[Page and application data records]
┌──

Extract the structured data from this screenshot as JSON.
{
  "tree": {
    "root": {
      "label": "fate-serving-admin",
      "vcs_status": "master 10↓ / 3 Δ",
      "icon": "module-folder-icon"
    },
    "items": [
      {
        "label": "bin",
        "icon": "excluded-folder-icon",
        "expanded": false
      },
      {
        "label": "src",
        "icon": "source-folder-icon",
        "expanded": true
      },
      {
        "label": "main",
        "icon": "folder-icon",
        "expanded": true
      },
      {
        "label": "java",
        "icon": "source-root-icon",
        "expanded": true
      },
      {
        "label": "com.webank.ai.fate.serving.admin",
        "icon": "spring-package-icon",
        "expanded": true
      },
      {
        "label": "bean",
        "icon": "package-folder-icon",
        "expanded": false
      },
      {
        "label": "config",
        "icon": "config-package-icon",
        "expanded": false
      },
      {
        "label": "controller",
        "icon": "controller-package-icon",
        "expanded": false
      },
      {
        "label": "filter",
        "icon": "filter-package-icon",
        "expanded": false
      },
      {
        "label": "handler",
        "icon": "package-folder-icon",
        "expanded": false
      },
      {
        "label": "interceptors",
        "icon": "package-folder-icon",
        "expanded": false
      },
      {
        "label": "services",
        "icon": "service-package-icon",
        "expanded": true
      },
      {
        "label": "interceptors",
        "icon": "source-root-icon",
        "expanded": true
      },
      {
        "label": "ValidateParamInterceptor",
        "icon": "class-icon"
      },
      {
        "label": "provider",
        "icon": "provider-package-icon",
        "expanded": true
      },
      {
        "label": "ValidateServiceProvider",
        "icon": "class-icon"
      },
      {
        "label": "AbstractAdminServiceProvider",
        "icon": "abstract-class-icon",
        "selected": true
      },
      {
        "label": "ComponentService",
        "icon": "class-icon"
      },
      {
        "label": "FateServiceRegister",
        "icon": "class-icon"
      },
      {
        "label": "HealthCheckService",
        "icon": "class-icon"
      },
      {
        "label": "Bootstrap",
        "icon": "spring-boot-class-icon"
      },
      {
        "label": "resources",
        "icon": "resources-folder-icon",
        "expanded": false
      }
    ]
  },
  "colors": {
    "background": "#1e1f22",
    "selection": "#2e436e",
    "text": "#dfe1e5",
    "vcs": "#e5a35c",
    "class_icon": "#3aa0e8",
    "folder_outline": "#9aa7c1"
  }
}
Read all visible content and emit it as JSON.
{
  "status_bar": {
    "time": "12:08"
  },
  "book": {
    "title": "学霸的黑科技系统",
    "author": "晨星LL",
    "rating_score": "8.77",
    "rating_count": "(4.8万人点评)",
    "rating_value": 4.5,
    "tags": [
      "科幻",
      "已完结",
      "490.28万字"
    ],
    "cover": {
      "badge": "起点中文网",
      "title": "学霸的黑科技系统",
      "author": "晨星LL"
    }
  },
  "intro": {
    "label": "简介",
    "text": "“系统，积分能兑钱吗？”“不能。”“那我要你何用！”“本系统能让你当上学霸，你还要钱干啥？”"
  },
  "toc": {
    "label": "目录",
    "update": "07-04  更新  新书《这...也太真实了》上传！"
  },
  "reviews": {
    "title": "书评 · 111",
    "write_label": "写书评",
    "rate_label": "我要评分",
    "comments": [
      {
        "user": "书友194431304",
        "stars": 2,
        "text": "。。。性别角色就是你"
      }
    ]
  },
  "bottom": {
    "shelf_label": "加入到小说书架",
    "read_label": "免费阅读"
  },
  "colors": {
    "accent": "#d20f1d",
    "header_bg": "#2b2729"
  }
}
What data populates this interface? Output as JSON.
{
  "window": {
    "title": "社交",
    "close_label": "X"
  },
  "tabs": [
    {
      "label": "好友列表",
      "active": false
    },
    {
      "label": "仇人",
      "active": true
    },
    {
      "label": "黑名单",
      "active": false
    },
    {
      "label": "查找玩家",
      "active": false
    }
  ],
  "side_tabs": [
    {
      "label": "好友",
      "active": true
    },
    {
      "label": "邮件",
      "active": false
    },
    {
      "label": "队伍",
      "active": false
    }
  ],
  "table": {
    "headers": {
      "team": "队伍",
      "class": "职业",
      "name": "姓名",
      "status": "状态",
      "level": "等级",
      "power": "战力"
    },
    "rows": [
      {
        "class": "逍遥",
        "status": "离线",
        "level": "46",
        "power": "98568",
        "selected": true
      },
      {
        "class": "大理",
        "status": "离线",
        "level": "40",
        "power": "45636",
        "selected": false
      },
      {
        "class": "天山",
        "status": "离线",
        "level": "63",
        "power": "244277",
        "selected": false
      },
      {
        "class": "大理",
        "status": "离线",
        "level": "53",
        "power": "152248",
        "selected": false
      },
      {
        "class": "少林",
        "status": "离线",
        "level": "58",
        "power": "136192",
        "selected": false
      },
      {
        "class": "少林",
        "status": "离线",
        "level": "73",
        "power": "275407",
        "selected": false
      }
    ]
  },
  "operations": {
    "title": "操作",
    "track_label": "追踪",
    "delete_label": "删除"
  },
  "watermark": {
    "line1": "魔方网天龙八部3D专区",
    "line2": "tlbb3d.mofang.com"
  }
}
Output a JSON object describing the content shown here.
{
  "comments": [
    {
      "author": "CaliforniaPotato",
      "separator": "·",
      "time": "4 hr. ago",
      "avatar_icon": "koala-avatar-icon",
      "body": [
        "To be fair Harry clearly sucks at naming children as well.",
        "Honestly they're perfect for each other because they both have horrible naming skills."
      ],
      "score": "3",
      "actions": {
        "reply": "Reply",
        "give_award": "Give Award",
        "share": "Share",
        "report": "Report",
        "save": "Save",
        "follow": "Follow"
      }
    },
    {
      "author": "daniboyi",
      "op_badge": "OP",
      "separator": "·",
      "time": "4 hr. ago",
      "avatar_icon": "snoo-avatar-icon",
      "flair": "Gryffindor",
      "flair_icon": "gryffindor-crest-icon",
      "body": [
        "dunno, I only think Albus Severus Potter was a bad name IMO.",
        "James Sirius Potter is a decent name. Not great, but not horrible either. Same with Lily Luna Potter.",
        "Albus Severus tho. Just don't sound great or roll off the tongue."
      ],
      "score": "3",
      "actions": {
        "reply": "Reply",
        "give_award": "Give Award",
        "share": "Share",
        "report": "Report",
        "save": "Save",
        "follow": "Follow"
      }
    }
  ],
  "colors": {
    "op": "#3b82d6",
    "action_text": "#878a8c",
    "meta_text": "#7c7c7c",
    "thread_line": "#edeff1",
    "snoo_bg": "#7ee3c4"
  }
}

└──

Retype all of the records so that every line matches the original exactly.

Extract the structured data from this screenshot as JSON.
{
  "tree": {
    "root": {
      "label": "fate-serving-admin",
      "vcs_status": "master 10↓ / 3 Δ",
      "icon": "module-folder-icon"
    },
    "items": [
      {
        "label": "bin",
        "icon": "excluded-folder-icon",
        "expanded": false
      },
      {
        "label": "src",
        "icon": "source-folder-icon",
        "expanded": true
      },
      {
        "label": "main",
        "icon": "folder-icon",
        "expanded": true
      },
      {
        "label": "java",
        "icon": "source-root-icon",
        "expanded": true
      },
      {
        "label": "com.webank.ai.fate.serving.admin",
        "icon": "spring-package-icon",
        "expanded": true
      },
      {
        "label": "bean",
        "icon": "package-folder-icon",
        "expanded": false
      },
      {
        "label": "config",
        "icon": "config-package-icon",
        "expanded": false
      },
      {
        "label": "controller",
        "icon": "controller-package-icon",
        "expanded": false
      },
      {
        "label": "filter",
        "icon": "filter-package-icon",
        "expanded": false
      },
      {
        "label": "handler",
        "icon": "package-folder-icon",
        "expanded": false
      },
      {
        "label": "interceptors",
        "icon": "package-folder-icon",
        "expanded": false
      },
      {
        "label": "services",
        "icon": "service-package-icon",
        "expanded": true
      },
      {
        "label": "interceptors",
        "icon": "source-root-icon",
        "expanded": true
      },
      {
        "label": "ValidateParamInterceptor",
        "icon": "class-icon"
      },
      {
        "label": "provider",
        "icon": "provider-package-icon",
        "expanded": true
      },
      {
        "label": "ValidateServiceProvider",
        "icon": "class-icon"
      },
      {
        "label": "AbstractAdminServiceProvider",
        "icon": "abstract-class-icon",
        "selected": true
      },
      {
        "label": "ComponentService",
        "icon": "class-icon"
      },
      {
        "label": "FateServiceRegister",
        "icon": "class-icon"
      },
      {
        "label": "HealthCheckService",
        "icon": "class-icon"
      },
      {
        "label": "Bootstrap",
        "icon": "spring-boot-class-icon"
      },
      {
        "label": "resources",
        "icon": "resources-folder-icon",
        "expanded": false
      }
    ]
  },
  "colors": {
    "background": "#1e1f22",
    "selection": "#2e436e",
    "text": "#dfe1e5",
    "vcs": "#e5a35c",
    "class_icon": "#3aa0e8",
    "folder_outline": "#9aa7c1"
  }
}
Read all visible content and emit it as JSON.
{
  "status_bar": {
    "time": "12:08"
  },
  "book": {
    "title": "学霸的黑科技系统",
    "author": "晨星LL",
    "rating_score": "8.77",
    "rating_count": "(4.8万人点评)",
    "rating_value": 4.5,
    "tags": [
      "科幻",
      "已完结",
      "490.28万字"
    ],
    "cover": {
      "badge": "起点中文网",
      "title": "学霸的黑科技系统",
      "author": "晨星LL"
    }
  },
  "intro": {
    "label": "简介",
    "text": "“系统，积分能兑钱吗？”“不能。”“那我要你何用！”“本系统能让你当上学霸，你还要钱干啥？”"
  },
  "toc": {
    "label": "目录",
    "update": "07-04  更新  新书《这...也太真实了》上传！"
  },
  "reviews": {
    "title": "书评 · 111",
    "write_label": "写书评",
    "rate_label": "我要评分",
    "comments": [
      {
        "user": "书友194431304",
        "stars": 2,
        "text": "。。。性别角色就是你"
      }
    ]
  },
  "bottom": {
    "shelf_label": "加入到小说书架",
    "read_label": "免费阅读"
  },
  "colors": {
    "accent": "#d20f1d",
    "header_bg": "#2b2729"
  }
}
What data populates this interface? Output as JSON.
{
  "window": {
    "title": "社交",
    "close_label": "X"
  },
  "tabs": [
    {
      "label": "好友列表",
      "active": false
    },
    {
      "label": "仇人",
      "active": true
    },
    {
      "label": "黑名单",
      "active": false
    },
    {
      "label": "查找玩家",
      "active": false
    }
  ],
  "side_tabs": [
    {
      "label": "好友",
      "active": true
    },
    {
      "label": "邮件",
      "active": false
    },
    {
      "label": "队伍",
      "active": false
    }
  ],
  "table": {
    "headers": {
      "team": "队伍",
      "class": "职业",
      "name": "姓名",
      "status": "状态",
      "level": "等级",
      "power": "战力"
    },
    "rows": [
      {
        "class": "逍遥",
        "status": "离线",
        "level": "46",
        "power": "98568",
        "selected": true
      },
      {
        "class": "大理",
        "status": "离线",
        "level": "40",
        "power": "45636",
        "selected": false
      },
      {
        "class": "天山",
        "status": "离线",
        "level": "63",
        "power": "244277",
        "selected": false
      },
      {
        "class": "大理",
        "status": "离线",
        "level": "53",
        "power": "152248",
        "selected": false
      },
      {
        "class": "少林",
        "status": "离线",
        "level": "58",
        "power": "136192",
        "selected": false
      },
      {
        "class": "少林",
        "status": "离线",
        "level": "73",
        "power": "275407",
        "selected": false
      }
    ]
  },
  "operations": {
    "title": "操作",
    "track_label": "追踪",
    "delete_label": "删除"
  },
  "watermark": {
    "line1": "魔方网天龙八部3D专区",
    "line2": "tlbb3d.mofang.com"
  }
}
Output a JSON object describing the content shown here.
{
  "comments": [
    {
      "author": "CaliforniaPotato",
      "separator": "·",
      "time": "4 hr. ago",
      "avatar_icon": "koala-avatar-icon",
      "body": [
        "To be fair Harry clearly sucks at naming children as well.",
        "Honestly they're perfect for each other because they both have horrible naming skills."
      ],
      "score": "3",
      "actions": {
        "reply": "Reply",
        "give_award": "Give Award",
        "share": "Share",
        "report": "Report",
        "save": "Save",
        "follow": "Follow"
      }
    },
    {
      "author": "daniboyi",
      "op_badge": "OP",
      "separator": "·",
      "time": "4 hr. ago",
      "avatar_icon": "snoo-avatar-icon",
      "flair": "Gryffindor",
      "flair_icon": "gryffindor-crest-icon",
      "body": [
        "dunno, I only think Albus Severus Potter was a bad name IMO.",
        "James Sirius Potter is a decent name. Not great, but not horrible either. Same with Lily Luna Potter.",
        "Albus Severus tho. Just don't sound great or roll off the tongue."
      ],
      "score": "3",
      "actions": {
        "reply": "Reply",
        "give_award": "Give Award",
        "share": "Share",
        "report": "Report",
        "save": "Save",
        "follow": "Follow"
      }
    }
  ],
  "colors": {
    "op": "#3b82d6",
    "action_text": "#878a8c",
    "meta_text": "#7c7c7c",
    "thread_line": "#edeff1",
    "snoo_bg": "#7ee3c4"
  }
}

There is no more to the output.